Day Three: 25 April. Your Knitting or Crochet Hero

Blog about someone in the fibre crafts who truly inspires you. There are not too many guidelines for this, it’s really about introducing your readers to someone who they might not know who is an inspiration to you. It might be a family member or friend, a specific designer or writer, indie dyer or another blogger. If you are writing about a knitting designer and you have knitted some of their designs, don’t forget to show them off. Remember to get permission from the owner if you wish to use another person’s pictures.

Ever since these topics were announced, I’ve been letting them bounce around in the back of my mind, hoping that interesting responses would somehow spontaneously generate themselves.

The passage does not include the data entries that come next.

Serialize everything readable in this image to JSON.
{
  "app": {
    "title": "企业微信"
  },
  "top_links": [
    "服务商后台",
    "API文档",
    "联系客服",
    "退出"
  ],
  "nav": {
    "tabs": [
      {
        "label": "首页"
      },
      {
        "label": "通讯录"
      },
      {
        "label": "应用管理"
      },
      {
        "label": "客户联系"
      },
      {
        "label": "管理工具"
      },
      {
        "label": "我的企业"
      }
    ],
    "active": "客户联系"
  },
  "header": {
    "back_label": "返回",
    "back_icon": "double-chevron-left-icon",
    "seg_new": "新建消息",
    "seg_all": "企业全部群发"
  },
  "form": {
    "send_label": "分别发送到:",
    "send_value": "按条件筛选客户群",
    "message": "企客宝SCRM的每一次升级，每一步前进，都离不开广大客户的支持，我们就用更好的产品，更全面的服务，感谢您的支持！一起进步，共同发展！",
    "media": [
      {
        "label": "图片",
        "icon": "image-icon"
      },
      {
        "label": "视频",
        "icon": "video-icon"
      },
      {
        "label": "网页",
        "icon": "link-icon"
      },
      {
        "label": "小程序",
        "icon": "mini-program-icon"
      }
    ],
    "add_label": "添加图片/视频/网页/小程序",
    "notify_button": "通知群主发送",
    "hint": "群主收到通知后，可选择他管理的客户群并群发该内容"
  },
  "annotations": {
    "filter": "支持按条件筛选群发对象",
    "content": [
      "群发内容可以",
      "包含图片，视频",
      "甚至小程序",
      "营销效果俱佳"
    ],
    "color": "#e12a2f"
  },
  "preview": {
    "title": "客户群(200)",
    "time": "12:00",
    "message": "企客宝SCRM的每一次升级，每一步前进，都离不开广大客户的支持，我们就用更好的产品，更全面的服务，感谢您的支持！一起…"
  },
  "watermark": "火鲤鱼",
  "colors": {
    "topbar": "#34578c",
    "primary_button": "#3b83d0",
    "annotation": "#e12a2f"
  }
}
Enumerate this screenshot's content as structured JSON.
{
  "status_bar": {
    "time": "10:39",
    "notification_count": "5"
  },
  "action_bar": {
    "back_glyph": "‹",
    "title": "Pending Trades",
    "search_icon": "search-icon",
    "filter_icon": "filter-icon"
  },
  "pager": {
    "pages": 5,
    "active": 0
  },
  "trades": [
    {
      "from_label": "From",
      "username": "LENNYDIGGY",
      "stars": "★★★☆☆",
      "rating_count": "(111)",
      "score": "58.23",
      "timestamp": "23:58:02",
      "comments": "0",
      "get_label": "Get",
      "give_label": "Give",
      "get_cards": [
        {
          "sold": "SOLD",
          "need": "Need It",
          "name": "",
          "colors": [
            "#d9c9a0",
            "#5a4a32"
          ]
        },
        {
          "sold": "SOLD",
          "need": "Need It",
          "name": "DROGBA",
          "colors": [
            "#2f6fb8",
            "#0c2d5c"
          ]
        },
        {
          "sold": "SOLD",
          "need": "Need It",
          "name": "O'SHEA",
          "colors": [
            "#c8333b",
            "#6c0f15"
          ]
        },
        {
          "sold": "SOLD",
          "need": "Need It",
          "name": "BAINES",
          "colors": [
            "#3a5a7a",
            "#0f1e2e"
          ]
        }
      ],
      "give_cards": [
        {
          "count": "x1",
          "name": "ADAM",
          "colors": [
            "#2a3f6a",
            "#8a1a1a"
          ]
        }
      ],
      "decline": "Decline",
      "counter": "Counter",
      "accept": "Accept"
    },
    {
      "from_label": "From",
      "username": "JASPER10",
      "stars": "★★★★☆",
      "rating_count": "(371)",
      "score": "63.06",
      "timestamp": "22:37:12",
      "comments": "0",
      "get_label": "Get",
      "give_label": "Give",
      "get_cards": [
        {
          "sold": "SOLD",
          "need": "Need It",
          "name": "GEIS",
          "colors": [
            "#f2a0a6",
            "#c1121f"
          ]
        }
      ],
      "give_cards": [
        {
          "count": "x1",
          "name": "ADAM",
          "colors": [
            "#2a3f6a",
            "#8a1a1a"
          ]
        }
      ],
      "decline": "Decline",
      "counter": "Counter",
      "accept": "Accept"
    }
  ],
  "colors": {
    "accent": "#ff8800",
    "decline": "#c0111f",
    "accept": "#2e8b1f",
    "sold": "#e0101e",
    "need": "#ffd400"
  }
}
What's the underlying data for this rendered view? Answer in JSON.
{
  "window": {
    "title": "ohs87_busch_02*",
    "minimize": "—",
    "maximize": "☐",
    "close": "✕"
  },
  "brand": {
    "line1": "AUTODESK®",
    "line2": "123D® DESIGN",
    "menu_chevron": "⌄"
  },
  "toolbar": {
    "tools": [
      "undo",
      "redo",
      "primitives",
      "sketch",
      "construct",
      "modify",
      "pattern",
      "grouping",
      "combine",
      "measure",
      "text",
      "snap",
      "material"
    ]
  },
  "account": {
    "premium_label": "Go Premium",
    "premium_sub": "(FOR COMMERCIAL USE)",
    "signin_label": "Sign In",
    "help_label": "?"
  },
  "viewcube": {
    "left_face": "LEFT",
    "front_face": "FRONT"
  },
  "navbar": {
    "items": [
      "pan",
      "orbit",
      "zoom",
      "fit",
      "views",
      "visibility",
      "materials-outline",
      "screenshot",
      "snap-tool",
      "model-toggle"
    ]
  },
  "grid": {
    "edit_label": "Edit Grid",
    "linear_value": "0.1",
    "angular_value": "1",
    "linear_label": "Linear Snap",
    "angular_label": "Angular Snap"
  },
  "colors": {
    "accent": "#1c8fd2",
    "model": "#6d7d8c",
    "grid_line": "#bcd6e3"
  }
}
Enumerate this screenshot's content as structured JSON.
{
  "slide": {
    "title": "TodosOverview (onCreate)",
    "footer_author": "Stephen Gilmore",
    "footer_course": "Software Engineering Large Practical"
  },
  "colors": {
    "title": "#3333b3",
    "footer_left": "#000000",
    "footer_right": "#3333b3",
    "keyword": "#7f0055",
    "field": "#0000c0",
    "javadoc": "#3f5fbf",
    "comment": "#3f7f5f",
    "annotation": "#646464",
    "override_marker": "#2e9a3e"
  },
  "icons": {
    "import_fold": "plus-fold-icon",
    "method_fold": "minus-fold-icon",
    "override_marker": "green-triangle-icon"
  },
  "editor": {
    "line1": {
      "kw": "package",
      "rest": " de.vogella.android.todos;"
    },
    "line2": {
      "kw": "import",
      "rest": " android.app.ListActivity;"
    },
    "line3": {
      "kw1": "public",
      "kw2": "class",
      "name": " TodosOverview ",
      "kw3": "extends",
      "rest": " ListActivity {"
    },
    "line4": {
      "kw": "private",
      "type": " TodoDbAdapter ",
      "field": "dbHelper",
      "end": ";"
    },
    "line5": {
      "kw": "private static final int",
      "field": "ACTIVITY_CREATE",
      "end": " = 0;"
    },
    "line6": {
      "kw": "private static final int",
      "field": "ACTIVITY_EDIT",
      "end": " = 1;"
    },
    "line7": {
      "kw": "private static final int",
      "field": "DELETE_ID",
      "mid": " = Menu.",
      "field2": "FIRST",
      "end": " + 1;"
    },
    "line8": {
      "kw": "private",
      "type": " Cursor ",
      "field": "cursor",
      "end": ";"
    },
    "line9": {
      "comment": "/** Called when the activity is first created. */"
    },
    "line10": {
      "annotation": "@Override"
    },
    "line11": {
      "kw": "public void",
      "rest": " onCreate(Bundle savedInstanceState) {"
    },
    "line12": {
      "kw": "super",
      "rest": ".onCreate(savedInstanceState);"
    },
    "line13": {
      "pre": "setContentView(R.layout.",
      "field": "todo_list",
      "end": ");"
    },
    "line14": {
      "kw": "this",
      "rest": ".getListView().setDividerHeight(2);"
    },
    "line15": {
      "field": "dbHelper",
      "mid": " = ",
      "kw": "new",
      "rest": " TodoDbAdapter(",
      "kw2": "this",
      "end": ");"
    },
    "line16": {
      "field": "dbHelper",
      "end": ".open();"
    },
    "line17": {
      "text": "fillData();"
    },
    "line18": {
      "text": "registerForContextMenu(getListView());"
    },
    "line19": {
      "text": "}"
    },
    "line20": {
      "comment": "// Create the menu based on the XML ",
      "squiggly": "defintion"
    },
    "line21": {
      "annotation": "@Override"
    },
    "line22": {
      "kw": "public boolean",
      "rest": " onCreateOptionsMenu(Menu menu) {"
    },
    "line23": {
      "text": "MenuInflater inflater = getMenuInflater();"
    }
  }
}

With this topic, I’ve gradually realized that I don’t have knitting and crochet heroes. Which is not to say that I go through my crafting life without inspiration; it’s just not tied to individual personalities.

It sounds trite or overly simplistic to write it this way, but knitting and crochet themselves are what inspire me. Color and texture, separately and together, excite my little brain cells. Certainly there are designers famous for taking color and texture to exhilarating heights (Alice Starmore and Kaffe Fassett, just to start a list), and when I come across a photo of one of their designs that I haven’t seen before, I do my level best to appreciate the overall beauty of the piece and any unusual features it may have. But I’m equally impressed by fantastic designs from people I’ve never heard of—and nowadays, thanks to Ravelry and the blogosphere, I can see those just as readily. Maybe it would be more accurate to say that good photography is what inspires me!

Okay, so I’m personally more interested in what has been created than in its creator. But that’s probably just me. After all, I’m sure some people were inspired by a knitter or crocheter enough to go learn the craft. Do you have personal inspirations for your knitting/crocheting, or do you work on a case-by-case basis like I do?